What Is a Casino?


A casino is a gambling establishment that houses games of chance and other forms of entertainment. Many casinos offer food and drinks, stage shows, and dramatic scenery. There have been less extravagant places that house gambling activities, such as saloons frequented by miners chasing gold in the west, but they are still considered to be casinos because they offer gambling opportunities.

While most people associate a casino with Las Vegas, there are many more that operate throughout the United States and around the world. Some casinos feature a full range of games and amenities, while others focus on specific genres or offer an eclectic mix of entertainment offerings. Regardless of what you choose, you are sure to have an exciting and memorable experience at any one of these gaming centers.

Although the concept of a casino has roots in ancient times, the modern version is a relatively new development. In the late 20th century, large American cities began attracting tourists with their lavish casinos. By the 1990s, more and more American states legalized casino gambling. Today, nearly 40 states have legalized some form of gambling.

In addition to the traditional casino gaming options, some states also have tribal casinos that offer a more intimate gambling experience. Snoqualmie Casino in Washington, for example, is a short drive from Seattle and features 230 slot machines and classic table games like Texas Hold’em and Spanish 21. It also offers a luxurious spa and six restaurants that range from fast-food to fine dining.

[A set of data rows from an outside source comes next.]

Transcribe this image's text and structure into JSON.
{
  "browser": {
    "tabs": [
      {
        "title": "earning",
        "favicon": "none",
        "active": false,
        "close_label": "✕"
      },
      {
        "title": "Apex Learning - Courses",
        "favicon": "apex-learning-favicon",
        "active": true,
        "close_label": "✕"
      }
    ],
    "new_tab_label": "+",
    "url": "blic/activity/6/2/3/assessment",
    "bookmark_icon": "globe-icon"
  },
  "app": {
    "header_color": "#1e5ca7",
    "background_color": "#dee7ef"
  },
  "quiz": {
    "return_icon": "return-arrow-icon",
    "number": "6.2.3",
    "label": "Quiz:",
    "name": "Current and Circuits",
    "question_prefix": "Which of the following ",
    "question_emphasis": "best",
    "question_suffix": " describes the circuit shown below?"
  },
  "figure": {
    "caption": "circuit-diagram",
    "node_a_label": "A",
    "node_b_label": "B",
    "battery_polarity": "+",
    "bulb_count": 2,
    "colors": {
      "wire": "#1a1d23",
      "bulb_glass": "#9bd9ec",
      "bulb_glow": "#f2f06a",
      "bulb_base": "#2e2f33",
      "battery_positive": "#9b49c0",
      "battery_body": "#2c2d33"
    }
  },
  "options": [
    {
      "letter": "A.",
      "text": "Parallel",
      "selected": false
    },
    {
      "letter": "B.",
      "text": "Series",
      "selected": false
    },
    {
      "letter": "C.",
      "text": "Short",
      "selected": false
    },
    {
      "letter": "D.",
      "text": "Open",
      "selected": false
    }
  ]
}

Most modern casinos are designed with security in mind. High-tech surveillance systems provide a wide range of views of the casino floor and its patrons. The cameras can be directed by security workers in a separate room filled with banks of monitors to focus on specific suspicious patrons or to watch for general crime and cheating. They can also be adjusted to follow the movements of VIPs or to record specific events that could later be reviewed for evidence in court cases.

Another important aspect of casino design is responsible gambling. In order to protect their customers, most casinos display appropriate signage and provide contact information for organizations that can offer specialized support. In addition, most state laws include statutory funding for responsible gambling programs.

Despite their popularity, casinos remain a risky business. As recently as the 1950s, many casinos were run by mobster gangsters who used them as fronts for their illegal drug and extortion operations. Legitimate businessmen were wary of getting involved with the gambling industry because of its seamy reputation. However, real estate investors and hotel chains realized the potential profits of casino gambling.

While gambling is a popular pastime for many, it is essential to recognize the signs of problem gambling and seek help if needed. Problem gambling can be detrimental to your physical and mental health, as well as your personal relationships. There are a number of warning signs to look out for, including spending money you don’t have or lying about your gambling habits.